TASK BRIEF:
Records follow. Select each line holding "duration".

[Recorded data]
▬▬▬▬▬▬

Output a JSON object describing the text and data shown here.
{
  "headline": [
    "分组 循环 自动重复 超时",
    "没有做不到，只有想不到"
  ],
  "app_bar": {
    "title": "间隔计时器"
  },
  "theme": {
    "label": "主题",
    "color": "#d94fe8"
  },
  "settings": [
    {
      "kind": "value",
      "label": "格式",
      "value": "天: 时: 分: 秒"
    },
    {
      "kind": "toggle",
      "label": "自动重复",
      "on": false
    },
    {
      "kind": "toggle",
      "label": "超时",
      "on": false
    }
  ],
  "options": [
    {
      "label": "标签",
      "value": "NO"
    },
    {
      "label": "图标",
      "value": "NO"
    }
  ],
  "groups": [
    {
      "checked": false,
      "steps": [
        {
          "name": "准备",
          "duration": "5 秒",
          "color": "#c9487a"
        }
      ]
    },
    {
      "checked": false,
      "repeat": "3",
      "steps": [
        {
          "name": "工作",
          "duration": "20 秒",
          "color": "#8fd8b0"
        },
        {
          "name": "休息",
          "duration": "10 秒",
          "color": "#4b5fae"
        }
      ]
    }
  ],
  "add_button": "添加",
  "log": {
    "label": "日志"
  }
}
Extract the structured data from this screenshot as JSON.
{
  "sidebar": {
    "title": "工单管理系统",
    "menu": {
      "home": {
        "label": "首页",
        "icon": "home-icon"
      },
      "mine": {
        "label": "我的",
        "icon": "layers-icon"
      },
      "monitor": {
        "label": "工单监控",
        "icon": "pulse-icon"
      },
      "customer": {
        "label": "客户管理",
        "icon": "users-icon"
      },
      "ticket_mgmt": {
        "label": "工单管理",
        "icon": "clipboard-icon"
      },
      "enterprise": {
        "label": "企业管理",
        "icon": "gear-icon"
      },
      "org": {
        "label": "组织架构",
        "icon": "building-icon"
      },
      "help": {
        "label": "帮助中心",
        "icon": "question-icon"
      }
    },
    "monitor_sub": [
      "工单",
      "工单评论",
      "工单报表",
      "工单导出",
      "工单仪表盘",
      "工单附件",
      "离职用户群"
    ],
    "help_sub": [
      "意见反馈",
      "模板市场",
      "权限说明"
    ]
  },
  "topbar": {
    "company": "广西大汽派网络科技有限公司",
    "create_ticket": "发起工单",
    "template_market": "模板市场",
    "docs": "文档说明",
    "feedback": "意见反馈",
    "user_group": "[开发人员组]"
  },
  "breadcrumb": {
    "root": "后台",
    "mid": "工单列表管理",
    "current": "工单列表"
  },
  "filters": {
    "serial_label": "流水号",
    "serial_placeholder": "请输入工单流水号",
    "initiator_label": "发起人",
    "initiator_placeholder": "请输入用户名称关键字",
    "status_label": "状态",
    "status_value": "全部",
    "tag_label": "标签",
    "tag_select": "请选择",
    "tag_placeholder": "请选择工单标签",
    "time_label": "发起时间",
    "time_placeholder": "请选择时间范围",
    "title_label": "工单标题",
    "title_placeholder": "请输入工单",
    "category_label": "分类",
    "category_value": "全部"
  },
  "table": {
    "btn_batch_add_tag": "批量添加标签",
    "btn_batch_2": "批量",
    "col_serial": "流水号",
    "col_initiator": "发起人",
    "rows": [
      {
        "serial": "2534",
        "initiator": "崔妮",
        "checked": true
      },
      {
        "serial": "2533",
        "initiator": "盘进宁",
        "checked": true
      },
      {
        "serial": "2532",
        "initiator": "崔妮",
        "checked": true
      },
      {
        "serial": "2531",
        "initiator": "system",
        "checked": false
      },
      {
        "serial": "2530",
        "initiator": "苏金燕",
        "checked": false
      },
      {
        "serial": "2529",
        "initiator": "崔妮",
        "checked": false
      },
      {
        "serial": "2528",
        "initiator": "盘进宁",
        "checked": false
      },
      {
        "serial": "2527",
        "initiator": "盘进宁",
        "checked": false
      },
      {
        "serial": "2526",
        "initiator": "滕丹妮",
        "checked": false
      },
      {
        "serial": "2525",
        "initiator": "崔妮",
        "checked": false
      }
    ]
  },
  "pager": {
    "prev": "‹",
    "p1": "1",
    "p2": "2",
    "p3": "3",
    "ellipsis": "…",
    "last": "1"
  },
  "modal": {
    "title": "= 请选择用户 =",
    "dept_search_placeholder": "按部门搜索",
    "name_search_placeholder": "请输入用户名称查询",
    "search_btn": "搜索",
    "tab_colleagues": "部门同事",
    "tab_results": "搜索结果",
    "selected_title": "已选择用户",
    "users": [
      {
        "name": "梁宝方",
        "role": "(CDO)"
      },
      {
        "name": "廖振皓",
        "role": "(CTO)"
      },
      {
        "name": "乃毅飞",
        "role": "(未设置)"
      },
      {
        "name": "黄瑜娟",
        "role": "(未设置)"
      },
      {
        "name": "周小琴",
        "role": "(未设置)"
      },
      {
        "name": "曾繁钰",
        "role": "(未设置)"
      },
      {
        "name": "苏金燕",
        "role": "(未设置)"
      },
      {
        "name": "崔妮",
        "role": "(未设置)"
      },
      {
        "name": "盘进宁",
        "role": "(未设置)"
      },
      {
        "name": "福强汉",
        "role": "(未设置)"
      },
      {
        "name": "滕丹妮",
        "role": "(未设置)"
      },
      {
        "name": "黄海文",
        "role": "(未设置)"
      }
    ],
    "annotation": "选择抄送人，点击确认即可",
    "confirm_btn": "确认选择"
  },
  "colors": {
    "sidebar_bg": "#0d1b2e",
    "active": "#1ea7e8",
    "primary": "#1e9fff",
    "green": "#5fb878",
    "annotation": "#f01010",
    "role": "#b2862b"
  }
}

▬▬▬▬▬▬

RESPONSE:
          "duration": "5 秒",
          "duration": "20 秒",
          "duration": "10 秒",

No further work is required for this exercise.